Material to process:
****************

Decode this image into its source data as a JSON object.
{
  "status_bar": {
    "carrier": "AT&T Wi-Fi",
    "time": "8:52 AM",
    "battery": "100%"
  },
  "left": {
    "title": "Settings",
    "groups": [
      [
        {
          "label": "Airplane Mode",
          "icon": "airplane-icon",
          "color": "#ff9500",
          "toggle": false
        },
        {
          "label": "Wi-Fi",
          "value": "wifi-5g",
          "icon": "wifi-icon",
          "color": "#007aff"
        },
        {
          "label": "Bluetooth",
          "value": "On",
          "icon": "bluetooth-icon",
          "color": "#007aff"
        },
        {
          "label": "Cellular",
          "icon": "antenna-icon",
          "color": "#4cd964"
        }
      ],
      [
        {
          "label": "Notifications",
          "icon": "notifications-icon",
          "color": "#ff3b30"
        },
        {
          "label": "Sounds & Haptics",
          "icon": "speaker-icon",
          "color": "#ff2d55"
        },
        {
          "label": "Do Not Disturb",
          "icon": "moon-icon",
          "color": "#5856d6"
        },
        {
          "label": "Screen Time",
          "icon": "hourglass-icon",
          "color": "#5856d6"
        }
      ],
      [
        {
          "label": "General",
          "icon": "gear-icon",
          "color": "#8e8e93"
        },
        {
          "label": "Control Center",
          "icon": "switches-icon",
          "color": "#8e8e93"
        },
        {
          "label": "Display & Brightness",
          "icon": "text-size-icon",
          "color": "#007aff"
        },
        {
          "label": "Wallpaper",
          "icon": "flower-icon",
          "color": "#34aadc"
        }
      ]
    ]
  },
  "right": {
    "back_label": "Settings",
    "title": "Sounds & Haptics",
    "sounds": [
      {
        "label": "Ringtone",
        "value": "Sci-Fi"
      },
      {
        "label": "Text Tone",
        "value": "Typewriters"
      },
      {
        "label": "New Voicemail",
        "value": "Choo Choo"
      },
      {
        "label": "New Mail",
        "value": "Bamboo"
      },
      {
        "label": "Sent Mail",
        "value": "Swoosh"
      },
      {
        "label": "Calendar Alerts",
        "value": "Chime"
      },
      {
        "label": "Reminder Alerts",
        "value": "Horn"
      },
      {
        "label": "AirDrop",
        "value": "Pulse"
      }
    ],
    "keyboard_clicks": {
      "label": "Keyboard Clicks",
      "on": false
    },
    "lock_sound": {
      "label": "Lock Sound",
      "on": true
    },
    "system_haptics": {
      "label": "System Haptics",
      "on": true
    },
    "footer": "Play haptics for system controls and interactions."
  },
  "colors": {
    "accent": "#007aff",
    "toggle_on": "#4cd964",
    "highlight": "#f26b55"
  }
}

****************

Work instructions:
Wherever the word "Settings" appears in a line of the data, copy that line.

Written reply:
    "title": "Settings",
    "back_label": "Settings",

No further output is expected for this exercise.